The term devaluation refers to the reduction in the value of a currency relative to the currency of another country. Devaluation typically occurs through an official announcement and the process is a tool governments can use to control monetary policy.
Countries that have a currency with a fixed rate of exchange relative to the currency of another country can adjust the rate of exchange through the process of devaluation. This is accomplished through the formal announcement of a new fixed rate of exchange. Central banks maintain these fixed ratios by standing ready to exchange their currency with the foreign country’s currency at the expressed rate.
When devaluation occurs, the domestic currency is less valuable relative to the foreign currency. That is to say, it takes more domestic currency to have the same buying power in terms of the foreign currency. A related concept is that of inflation and deflation, whereby the purchasing power of a given currency can decline relative to the currency of another nation.
Devaluation is a tool governments can use to control monetary policy and deal with trade imbalances. Since foreign currency has more purchasing power following devaluation, exports to that country also become less expensive, thereby helping to correct a trade imbalance.
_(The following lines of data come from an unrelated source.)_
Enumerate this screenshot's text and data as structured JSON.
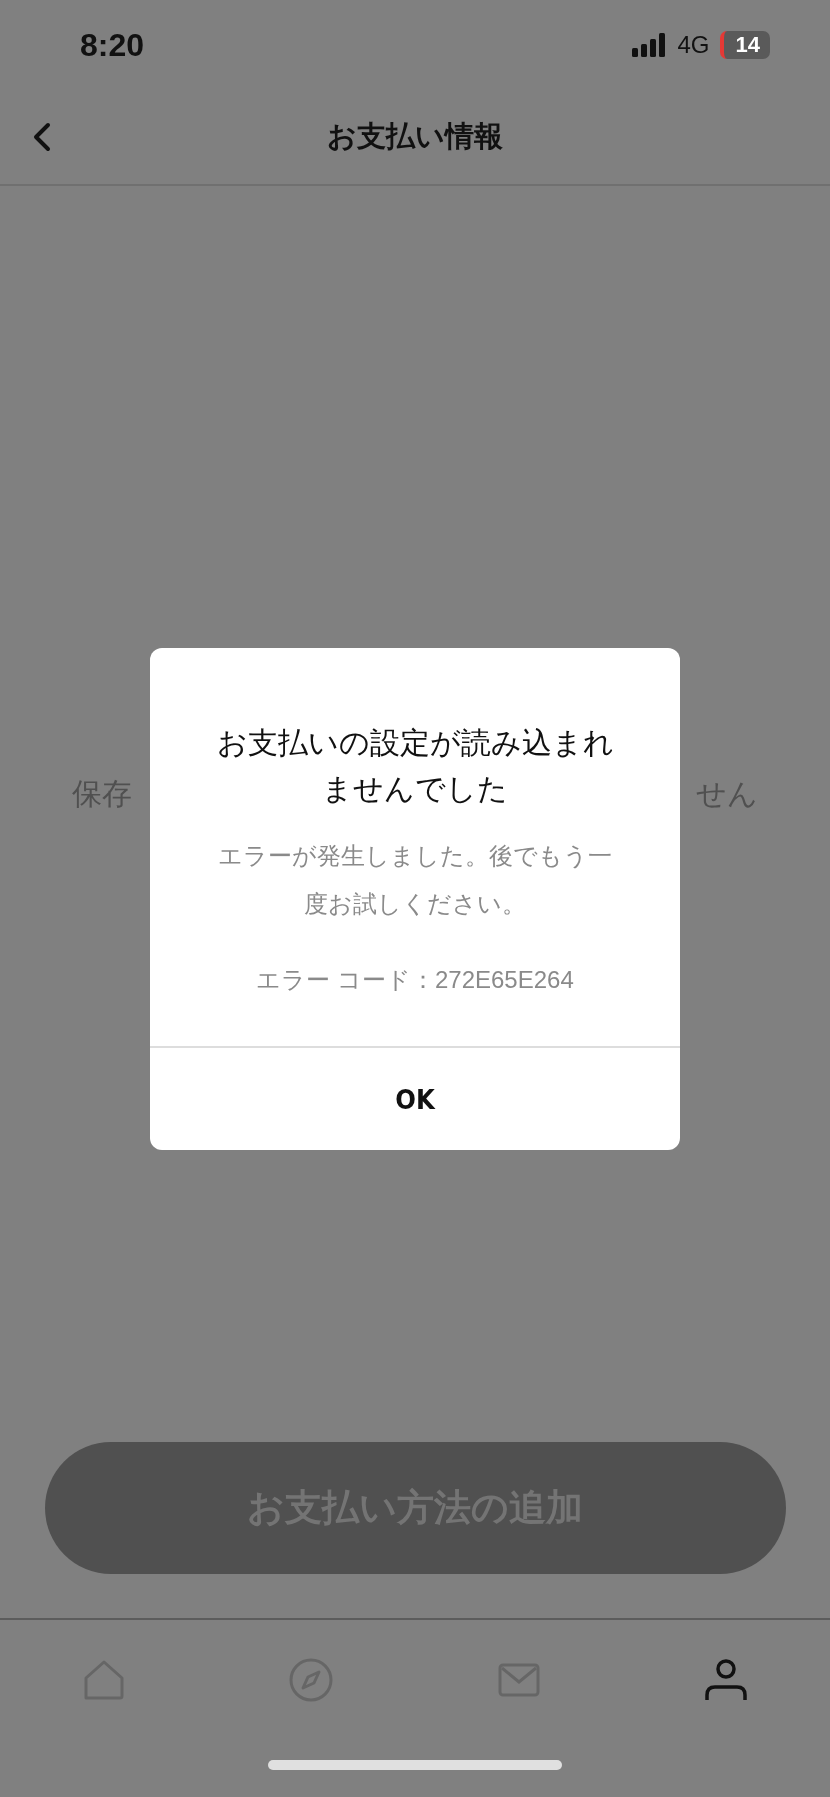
{
  "status_bar": {
    "time": "8:20",
    "network": "4G",
    "battery": "14"
  },
  "nav": {
    "title": "お支払い情報"
  },
  "empty_message": {
    "left_visible": "保存",
    "right_visible": "せん"
  },
  "add_button": {
    "label": "お支払い方法の追加",
    "disabled": true
  },
  "dialog": {
    "title": "お支払いの設定が読み込まれませんでした",
    "message": "エラーが発生しました。後でもう一度お試しください。",
    "error_code": "エラー コード：272E65E264",
    "button": "OK"
  },
  "tabs": [
    {
      "kind": "home",
      "selected": false
    },
    {
      "kind": "explore",
      "selected": false
    },
    {
      "kind": "inbox",
      "selected": false
    },
    {
      "kind": "profile",
      "selected": true
    }
  ]
}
An increase in demand for exports also helps to increase the revenues of domestic producers.